§ **Prompt**:
Would you please restate the data exactly as it stands, apart from the pictures?

§ **Material provided**:

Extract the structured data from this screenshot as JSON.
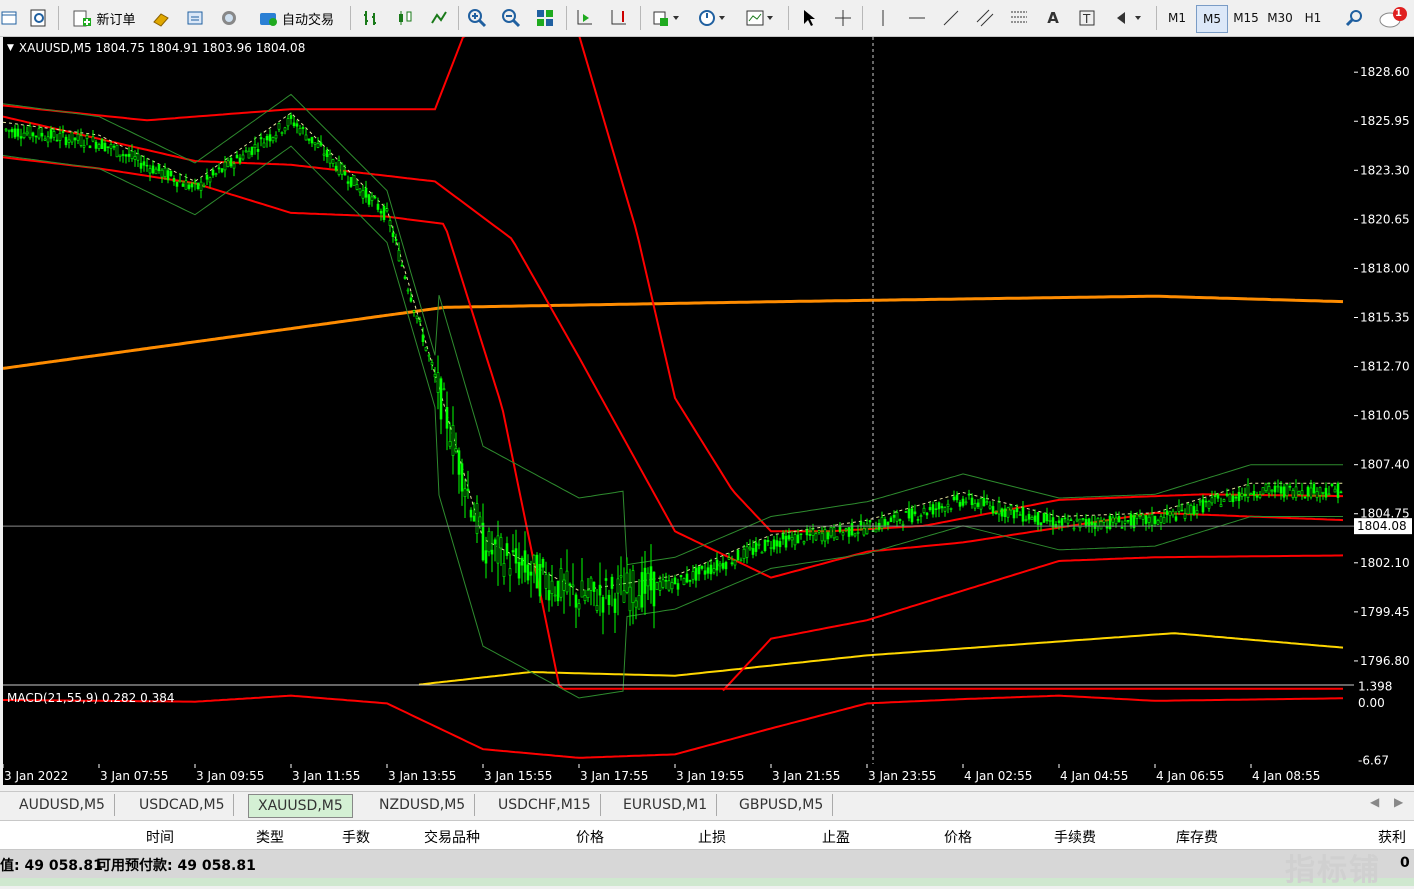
{
  "toolbar": {
    "new_order_label": "新订单",
    "auto_trading_label": "自动交易",
    "timeframes": [
      "M1",
      "M5",
      "M15",
      "M30",
      "H1"
    ],
    "active_timeframe": "M5",
    "notification_count": "1"
  },
  "chart": {
    "header": "XAUUSD,M5  1804.75 1804.91 1803.96 1804.08",
    "macd_label": "MACD(21,55,9) 0.282 0.384",
    "current_price": "1804.08",
    "price_ticks": [
      "1828.60",
      "1825.95",
      "1823.30",
      "1820.65",
      "1818.00",
      "1815.35",
      "1812.70",
      "1810.05",
      "1807.40",
      "1804.75",
      "1802.10",
      "1799.45",
      "1796.80"
    ],
    "macd_ticks": [
      "1.398",
      "0.00",
      "-6.67"
    ],
    "time_ticks": [
      "3 Jan 2022",
      "3 Jan 07:55",
      "3 Jan 09:55",
      "3 Jan 11:55",
      "3 Jan 13:55",
      "3 Jan 15:55",
      "3 Jan 17:55",
      "3 Jan 19:55",
      "3 Jan 21:55",
      "3 Jan 23:55",
      "4 Jan 02:55",
      "4 Jan 04:55",
      "4 Jan 06:55",
      "4 Jan 08:55"
    ],
    "colors": {
      "background": "#000000",
      "candle": "#00ff00",
      "band_red": "#ff0000",
      "ma_orange": "#ff8c00",
      "ma_yellow": "#ffd700",
      "band_green": "#2e8b2e"
    }
  },
  "chart_data": {
    "type": "line",
    "title": "XAUUSD,M5",
    "ylim": [
      1795.5,
      1830.5
    ],
    "x": [
      "3 Jan 2022",
      "3 Jan 07:55",
      "3 Jan 09:55",
      "3 Jan 11:55",
      "3 Jan 13:55",
      "3 Jan 15:55",
      "3 Jan 17:55",
      "3 Jan 19:55",
      "3 Jan 21:55",
      "3 Jan 23:55",
      "4 Jan 02:55",
      "4 Jan 04:55",
      "4 Jan 06:55",
      "4 Jan 08:55"
    ],
    "series": [
      {
        "name": "XAUUSD,M5",
        "values": [
          1825.5,
          1824.8,
          1822.3,
          1826.0,
          1820.8,
          1803.0,
          1800.2,
          1801.0,
          1803.2,
          1804.0,
          1805.5,
          1804.2,
          1804.4,
          1806.0
        ]
      }
    ],
    "grid": false
  },
  "tabs": [
    "AUDUSD,M5",
    "USDCAD,M5",
    "XAUUSD,M5",
    "NZDUSD,M5",
    "USDCHF,M15",
    "EURUSD,M1",
    "GBPUSD,M5"
  ],
  "active_tab": "XAUUSD,M5",
  "columns": [
    "时间",
    "类型",
    "手数",
    "交易品种",
    "价格",
    "止损",
    "止盈",
    "价格",
    "手续费",
    "库存费",
    "获利"
  ],
  "status": {
    "balance": "值: 49 058.81",
    "free_margin": "可用预付款: 49 058.81",
    "right_value": "0"
  },
  "watermark": "指标铺"
}
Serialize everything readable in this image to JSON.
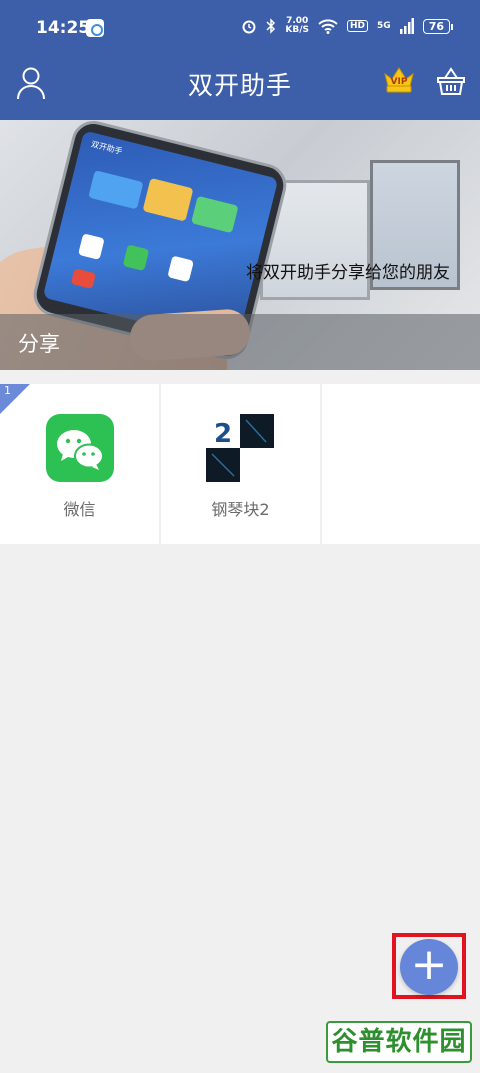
{
  "status_bar": {
    "time": "14:25",
    "network_speed_value": "7.00",
    "network_speed_unit": "KB/S",
    "hd_label": "HD",
    "fiveg_label": "5G",
    "battery": "76"
  },
  "header": {
    "title": "双开助手",
    "vip_label": "VIP"
  },
  "banner": {
    "phone_screen_title": "双开助手",
    "caption": "将双开助手分享给您的朋友",
    "share_label": "分享"
  },
  "apps": {
    "badge": "1",
    "items": [
      {
        "label": "微信",
        "icon": "wechat-icon"
      },
      {
        "label": "钢琴块2",
        "icon": "piano-tiles-icon",
        "icon_text": "2"
      }
    ]
  },
  "fab": {
    "symbol": "+"
  },
  "watermark": {
    "text": "谷普软件园"
  },
  "colors": {
    "primary": "#3d5fa9",
    "fab": "#6686d9",
    "highlight_frame": "#e0141e",
    "wechat": "#2dc052"
  }
}
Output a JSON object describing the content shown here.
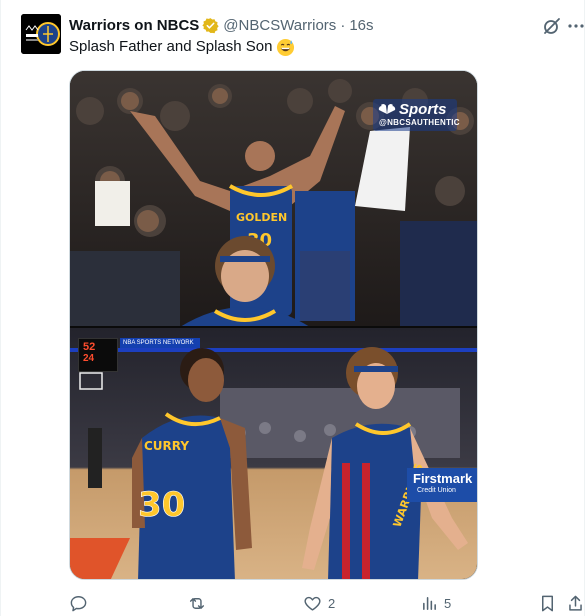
{
  "tweet": {
    "display_name": "Warriors on NBCS",
    "handle": "@NBCSWarriors",
    "separator": "·",
    "timestamp": "16s",
    "text": "Splash Father and Splash Son",
    "emoji": "grinning-sweat-emoji"
  },
  "media": {
    "watermark_top": "Sports",
    "watermark_bottom": "@NBCSAUTHENTIC",
    "scoreboard_line1": "52",
    "scoreboard_line2": "24",
    "arena_banner": "NBA SPORTS NETWORK",
    "sponsor_name": "Firstmark",
    "sponsor_sub": "Credit Union",
    "jersey_top_name": "GOLDEN",
    "jersey_top_number": "30",
    "jersey_curry_name": "CURRY",
    "jersey_curry_number": "30",
    "jersey_right_name": "WARRIORS"
  },
  "actions": {
    "reply_count": "",
    "repost_count": "",
    "like_count": "2",
    "views_count": "5"
  },
  "colors": {
    "text_primary": "#0f1419",
    "text_secondary": "#536471",
    "verified_gold": "#e2b719",
    "warriors_blue": "#1d428a",
    "warriors_gold": "#ffc72c"
  }
}
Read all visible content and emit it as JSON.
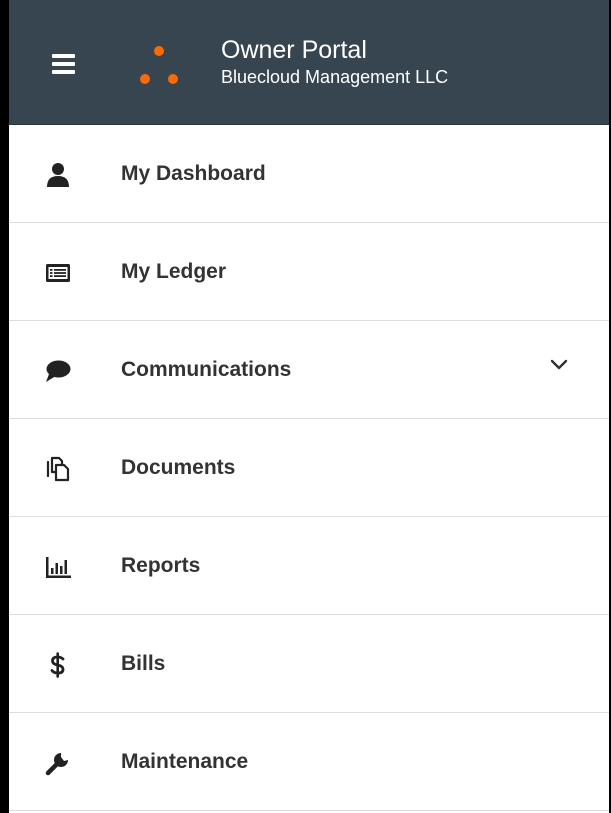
{
  "header": {
    "menu_icon": "hamburger-menu-icon",
    "logo_icon": "three-dot-logo-icon",
    "title": "Owner Portal",
    "subtitle": "Bluecloud Management LLC",
    "background_color": "#36454f",
    "accent_color": "#ff6a00"
  },
  "nav": {
    "items": [
      {
        "label": "My Dashboard",
        "icon": "user-icon"
      },
      {
        "label": "My Ledger",
        "icon": "ledger-icon"
      },
      {
        "label": "Communications",
        "icon": "speech-bubble-icon",
        "expand_icon": "chevron-down-icon"
      },
      {
        "label": "Documents",
        "icon": "documents-icon"
      },
      {
        "label": "Reports",
        "icon": "bar-chart-icon"
      },
      {
        "label": "Bills",
        "icon": "dollar-icon"
      },
      {
        "label": "Maintenance",
        "icon": "wrench-icon"
      }
    ]
  }
}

§ **Answer section**:
Extract the structured data from this screenshot as JSON.
{
  "toolbar": {
    "new_order_label": "新订单",
    "auto_trading_label": "自动交易",
    "timeframes": [
      "M1",
      "M5",
      "M15",
      "M30",
      "H1"
    ],
    "active_timeframe": "M5",
    "notification_count": "1"
  },
  "chart": {
    "header": "XAUUSD,M5  1804.75 1804.91 1803.96 1804.08",
    "macd_label": "MACD(21,55,9) 0.282 0.384",
    "current_price": "1804.08",
    "price_ticks": [
      "1828.60",
      "1825.95",
      "1823.30",
      "1820.65",
      "1818.00",
      "1815.35",
      "1812.70",
      "1810.05",
      "1807.40",
      "1804.75",
      "1802.10",
      "1799.45",
      "1796.80"
    ],
    "macd_ticks": [
      "1.398",
      "0.00",
      "-6.67"
    ],
    "time_ticks": [
      "3 Jan 2022",
      "3 Jan 07:55",
      "3 Jan 09:55",
      "3 Jan 11:55",
      "3 Jan 13:55",
      "3 Jan 15:55",
      "3 Jan 17:55",
      "3 Jan 19:55",
      "3 Jan 21:55",
      "3 Jan 23:55",
      "4 Jan 02:55",
      "4 Jan 04:55",
      "4 Jan 06:55",
      "4 Jan 08:55"
    ],
    "colors": {
      "background": "#000000",
      "candle": "#00ff00",
      "band_red": "#ff0000",
      "ma_orange": "#ff8c00",
      "ma_yellow": "#ffd700",
      "band_green": "#2e8b2e"
    }
  },
  "chart_data": {
    "type": "line",
    "title": "XAUUSD,M5",
    "ylim": [
      1795.5,
      1830.5
    ],
    "x": [
      "3 Jan 2022",
      "3 Jan 07:55",
      "3 Jan 09:55",
      "3 Jan 11:55",
      "3 Jan 13:55",
      "3 Jan 15:55",
      "3 Jan 17:55",
      "3 Jan 19:55",
      "3 Jan 21:55",
      "3 Jan 23:55",
      "4 Jan 02:55",
      "4 Jan 04:55",
      "4 Jan 06:55",
      "4 Jan 08:55"
    ],
    "series": [
      {
        "name": "XAUUSD,M5",
        "values": [
          1825.5,
          1824.8,
          1822.3,
          1826.0,
          1820.8,
          1803.0,
          1800.2,
          1801.0,
          1803.2,
          1804.0,
          1805.5,
          1804.2,
          1804.4,
          1806.0
        ]
      }
    ],
    "grid": false
  },
  "tabs": [
    "AUDUSD,M5",
    "USDCAD,M5",
    "XAUUSD,M5",
    "NZDUSD,M5",
    "USDCHF,M15",
    "EURUSD,M1",
    "GBPUSD,M5"
  ],
  "active_tab": "XAUUSD,M5",
  "columns": [
    "时间",
    "类型",
    "手数",
    "交易品种",
    "价格",
    "止损",
    "止盈",
    "价格",
    "手续费",
    "库存费",
    "获利"
  ],
  "status": {
    "balance": "值: 49 058.81",
    "free_margin": "可用预付款: 49 058.81",
    "right_value": "0"
  },
  "watermark": "指标铺"
}
Serialize everything readable in this image to JSON.
{
  "status_bar": {
    "time": "14:25",
    "network_speed_value": "7.00",
    "network_speed_unit": "KB/S",
    "hd_label": "HD",
    "fiveg_label": "5G",
    "battery": "76"
  },
  "header": {
    "title": "双开助手",
    "vip_label": "VIP"
  },
  "banner": {
    "phone_screen_title": "双开助手",
    "caption": "将双开助手分享给您的朋友",
    "share_label": "分享"
  },
  "apps": {
    "badge": "1",
    "items": [
      {
        "label": "微信",
        "icon": "wechat-icon"
      },
      {
        "label": "钢琴块2",
        "icon": "piano-tiles-icon",
        "icon_text": "2"
      }
    ]
  },
  "fab": {
    "symbol": "+"
  },
  "watermark": {
    "text": "谷普软件园"
  },
  "colors": {
    "primary": "#3d5fa9",
    "fab": "#6686d9",
    "highlight_frame": "#e0141e",
    "wechat": "#2dc052"
  }
}
Output a JSON object describing the content shown here.
{
  "tweet": {
    "display_name": "Warriors on NBCS",
    "handle": "@NBCSWarriors",
    "separator": "·",
    "timestamp": "16s",
    "text": "Splash Father and Splash Son",
    "emoji": "grinning-sweat-emoji"
  },
  "media": {
    "watermark_top": "Sports",
    "watermark_bottom": "@NBCSAUTHENTIC",
    "scoreboard_line1": "52",
    "scoreboard_line2": "24",
    "arena_banner": "NBA SPORTS NETWORK",
    "sponsor_name": "Firstmark",
    "sponsor_sub": "Credit Union",
    "jersey_top_name": "GOLDEN",
    "jersey_top_number": "30",
    "jersey_curry_name": "CURRY",
    "jersey_curry_number": "30",
    "jersey_right_name": "WARRIORS"
  },
  "actions": {
    "reply_count": "",
    "repost_count": "",
    "like_count": "2",
    "views_count": "5"
  },
  "colors": {
    "text_primary": "#0f1419",
    "text_secondary": "#536471",
    "verified_gold": "#e2b719",
    "warriors_blue": "#1d428a",
    "warriors_gold": "#ffc72c"
  }
}
Read all visible content and emit it as JSON.
{
  "header": {
    "menu_icon": "hamburger-menu-icon",
    "logo_icon": "three-dot-logo-icon",
    "title": "Owner Portal",
    "subtitle": "Bluecloud Management LLC",
    "background_color": "#36454f",
    "accent_color": "#ff6a00"
  },
  "nav": {
    "items": [
      {
        "label": "My Dashboard",
        "icon": "user-icon"
      },
      {
        "label": "My Ledger",
        "icon": "ledger-icon"
      },
      {
        "label": "Communications",
        "icon": "speech-bubble-icon",
        "expand_icon": "chevron-down-icon"
      },
      {
        "label": "Documents",
        "icon": "documents-icon"
      },
      {
        "label": "Reports",
        "icon": "bar-chart-icon"
      },
      {
        "label": "Bills",
        "icon": "dollar-icon"
      },
      {
        "label": "Maintenance",
        "icon": "wrench-icon"
      }
    ]
  }
}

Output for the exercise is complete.